Managers go through a process of development
In the future, managers will be exposed to constant changes that require leadership action in complex, unpredictable and dynamic situations. So it’s obvious that leadership development needs to change. Today’s reality, on the other hand, still looks different: On the one hand, most development programs are still conducted, as Prof. Dr. John Erpenbeck notes, according to the principle of “instructional didactics” without taking into account today’s neuropsychological insights into learning. On the other hand, almost all executive training programs still follow a standardized (corporate) competency model that all executives are expected to adhere to and are measured against. True to the motto:” Those who don’t fit in will be made to fit in.”
We contend that nextleader development must be personalized, self-organized, and emotionally anchored to ensure sustainable competency development.

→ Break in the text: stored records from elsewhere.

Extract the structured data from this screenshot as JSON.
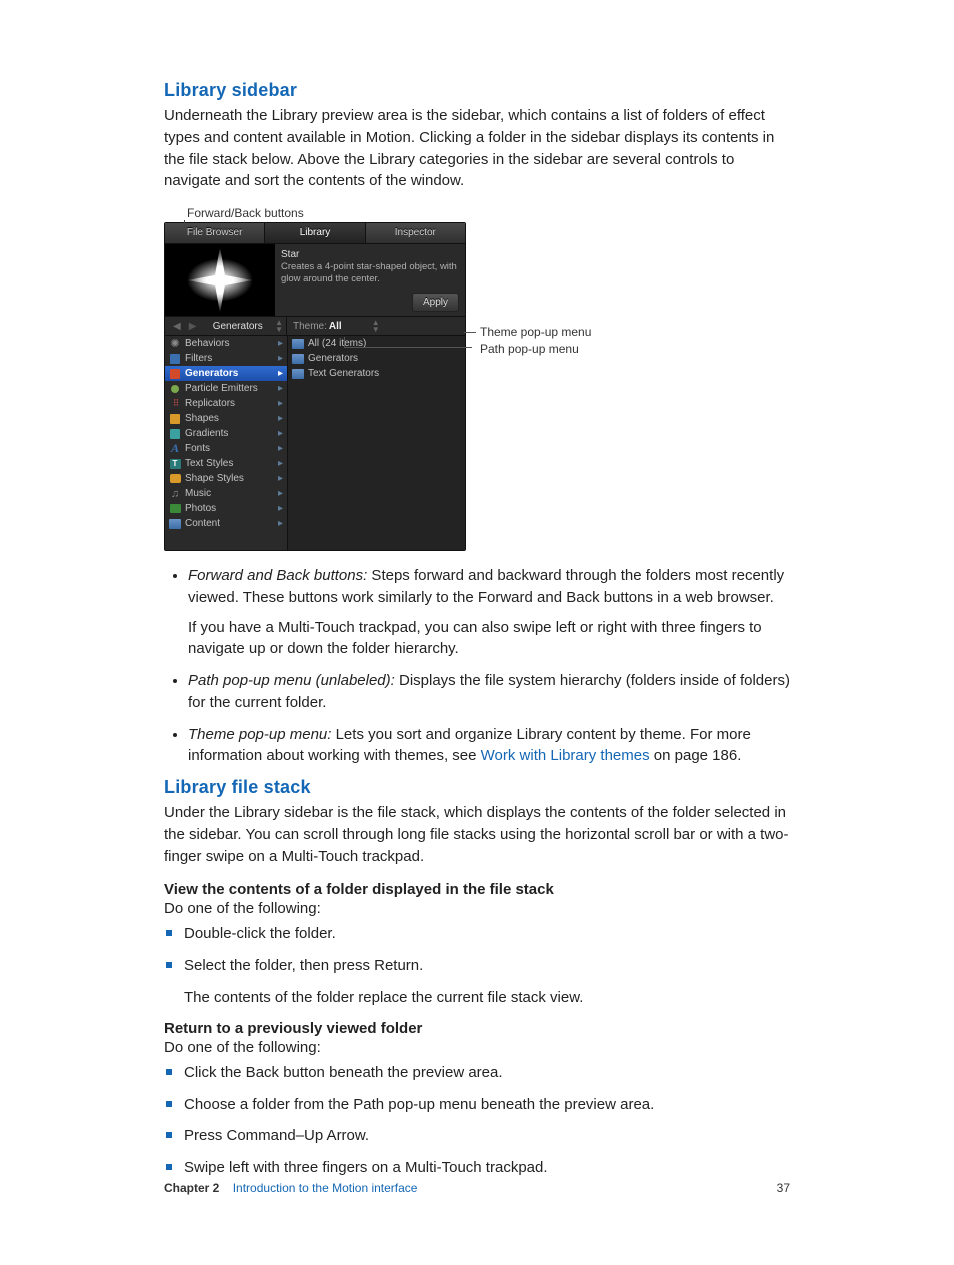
{
  "section1": {
    "heading": "Library sidebar",
    "para": "Underneath the Library preview area is the sidebar, which contains a list of folders of effect types and content available in Motion. Clicking a folder in the sidebar displays its contents in the file stack below. Above the Library categories in the sidebar are several controls to navigate and sort the contents of the window."
  },
  "figure": {
    "callout_top": "Forward/Back buttons",
    "callout_theme": "Theme pop-up menu",
    "callout_path": "Path pop-up menu",
    "tabs": [
      "File Browser",
      "Library",
      "Inspector"
    ],
    "preview_title": "Star",
    "preview_desc": "Creates a 4-point star-shaped object, with glow around the center.",
    "apply": "Apply",
    "nav_label": "Generators",
    "theme_label": "Theme: ",
    "theme_value": "All",
    "left_items": [
      {
        "label": "Behaviors",
        "color": "#8a8a8a",
        "icon": "gear"
      },
      {
        "label": "Filters",
        "color": "#3a6fb0",
        "icon": "sq"
      },
      {
        "label": "Generators",
        "color": "#d24a2a",
        "icon": "sq",
        "selected": true
      },
      {
        "label": "Particle Emitters",
        "color": "#7aa84c",
        "icon": "dot"
      },
      {
        "label": "Replicators",
        "color": "#c94b4b",
        "icon": "grid"
      },
      {
        "label": "Shapes",
        "color": "#d99a2a",
        "icon": "sq"
      },
      {
        "label": "Gradients",
        "color": "#3aa0a0",
        "icon": "sq"
      },
      {
        "label": "Fonts",
        "color": "#3a6fb0",
        "icon": "A"
      },
      {
        "label": "Text Styles",
        "color": "#2a7a7a",
        "icon": "T"
      },
      {
        "label": "Shape Styles",
        "color": "#d99a2a",
        "icon": "s"
      },
      {
        "label": "Music",
        "color": "#888",
        "icon": "note"
      },
      {
        "label": "Photos",
        "color": "#3a8a3a",
        "icon": "img"
      },
      {
        "label": "Content",
        "color": "#6a94c8",
        "icon": "folder"
      }
    ],
    "right_items": [
      {
        "label": "All (24 items)"
      },
      {
        "label": "Generators"
      },
      {
        "label": "Text Generators"
      }
    ]
  },
  "bullets": [
    {
      "term": "Forward and Back buttons:",
      "text": " Steps forward and backward through the folders most recently viewed. These buttons work similarly to the Forward and Back buttons in a web browser.",
      "sub": "If you have a Multi-Touch trackpad, you can also swipe left or right with three fingers to navigate up or down the folder hierarchy."
    },
    {
      "term": "Path pop-up menu (unlabeled):",
      "text": " Displays the file system hierarchy (folders inside of folders) for the current folder."
    },
    {
      "term": "Theme pop-up menu:",
      "text": " Lets you sort and organize Library content by theme. For more information about working with themes, see ",
      "link": "Work with Library themes",
      "tail": " on page 186."
    }
  ],
  "section2": {
    "heading": "Library file stack",
    "para": "Under the Library sidebar is the file stack, which displays the contents of the folder selected in the sidebar. You can scroll through long file stacks using the horizontal scroll bar or with a two-finger swipe on a Multi-Touch trackpad."
  },
  "task1": {
    "head": "View the contents of a folder displayed in the file stack",
    "lead": "Do one of the following:",
    "items": [
      "Double-click the folder.",
      "Select the folder, then press Return."
    ],
    "after": "The contents of the folder replace the current file stack view."
  },
  "task2": {
    "head": "Return to a previously viewed folder",
    "lead": "Do one of the following:",
    "items": [
      "Click the Back button beneath the preview area.",
      "Choose a folder from the Path pop-up menu beneath the preview area.",
      "Press Command–Up Arrow.",
      "Swipe left with three fingers on a Multi-Touch trackpad."
    ]
  },
  "footer": {
    "chapter": "Chapter 2",
    "title": "Introduction to the Motion interface",
    "page": "37"
  }
}
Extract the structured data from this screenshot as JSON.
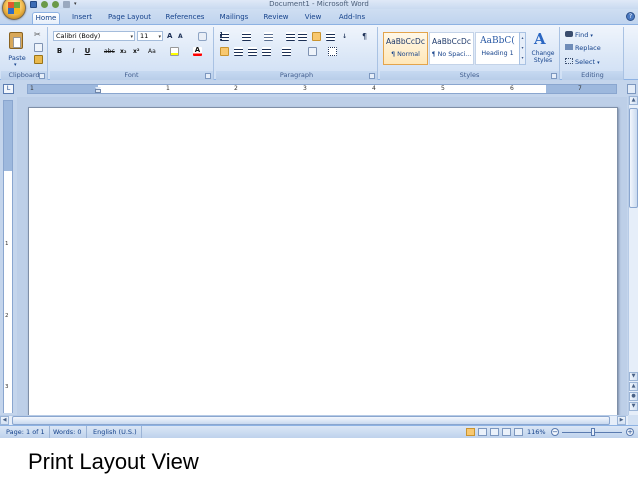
{
  "window": {
    "title": "Document1 - Microsoft Word"
  },
  "tabs": [
    {
      "label": "Home",
      "active": true
    },
    {
      "label": "Insert"
    },
    {
      "label": "Page Layout"
    },
    {
      "label": "References"
    },
    {
      "label": "Mailings"
    },
    {
      "label": "Review"
    },
    {
      "label": "View"
    },
    {
      "label": "Add-Ins"
    }
  ],
  "ribbon": {
    "clipboard": {
      "label": "Clipboard",
      "paste": "Paste"
    },
    "font": {
      "label": "Font",
      "font_name": "Calibri (Body)",
      "font_size": "11"
    },
    "paragraph": {
      "label": "Paragraph"
    },
    "styles": {
      "label": "Styles",
      "items": [
        {
          "sample": "AaBbCcDc",
          "name": "¶ Normal",
          "selected": true
        },
        {
          "sample": "AaBbCcDc",
          "name": "¶ No Spaci..."
        },
        {
          "sample": "AaBbC(",
          "name": "Heading 1"
        }
      ],
      "change_styles": "Change Styles"
    },
    "editing": {
      "label": "Editing",
      "find": "Find",
      "replace": "Replace",
      "select": "Select"
    }
  },
  "ruler": {
    "numbers": [
      "1",
      "1",
      "2",
      "3",
      "4",
      "5",
      "6",
      "7"
    ],
    "vertical_numbers": [
      "1",
      "2",
      "3"
    ]
  },
  "status": {
    "page": "Page: 1 of 1",
    "words": "Words: 0",
    "language": "English (U.S.)",
    "zoom": "116%",
    "zoom_minus": "−",
    "zoom_plus": "+"
  },
  "caption": "Print Layout View",
  "colors": {
    "ribbon_bg": "#dbe7f7",
    "accent_orange": "#f8c870",
    "text_blue": "#15428b"
  }
}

Future management training must be individualized and not based on the “watering can principle”. In this context, we are not advocating the abolition of all competency models – but rather a change of perspective. The employee must be the focus, then the competencies to be developed – not the other way around. Personalized means that the nextleader and those directly responsible are enabled to correctly assess their own (leadership) potential. The orientation of future development measures should then be based on the strengths and minimums factor. Strength factor means: Which leadership talents – and strengths do I already have and should be developed? Which topics move or inspire me and where would I like to grow further? Minimum factor means: What characteristic will prevent me from leading effectively in the future? What is my personal “bottleneck”?
The self-organization seamlessly follows on from the potential analysis and takes the nextleader into self-responsibility. He defines his learning and development goals and selects suitable content, methods and reflection processes for himself. HR managers play the role of “learning enablers”, creating the framework for individual learning processes. This includes providing a learning arrangement that includes access to knowledge, challenging projects (“on the job”), and exchange opportunities with mentors or learning partners.
- Emotionally anchored
Prof. Dr. Gerald Hüther, currently the most renowned brain researcher, coined the phrase: “Real learning only happens with enthusiasm”. We all know it: Who remembers the different elements of the periodic table in chemistry class? But one lecture, which we followed with enthusiasm, will remain in our memories for a long time. However, effective learning processes result not only from purely positive emotions, but also from learning situations in which difficulties and contradictions are experienced and overcome. The learner is taken out of his usual comfort zone, so to speak. In this context, it is important that the situations and emotions experienced are accompanied and continuously reflected upon. Feedback from outside – be it from one’s own employees, colleagues, superiors or from an external coach – is elementary in order to assess one’s own (leadership) actions and to place them in the personal context.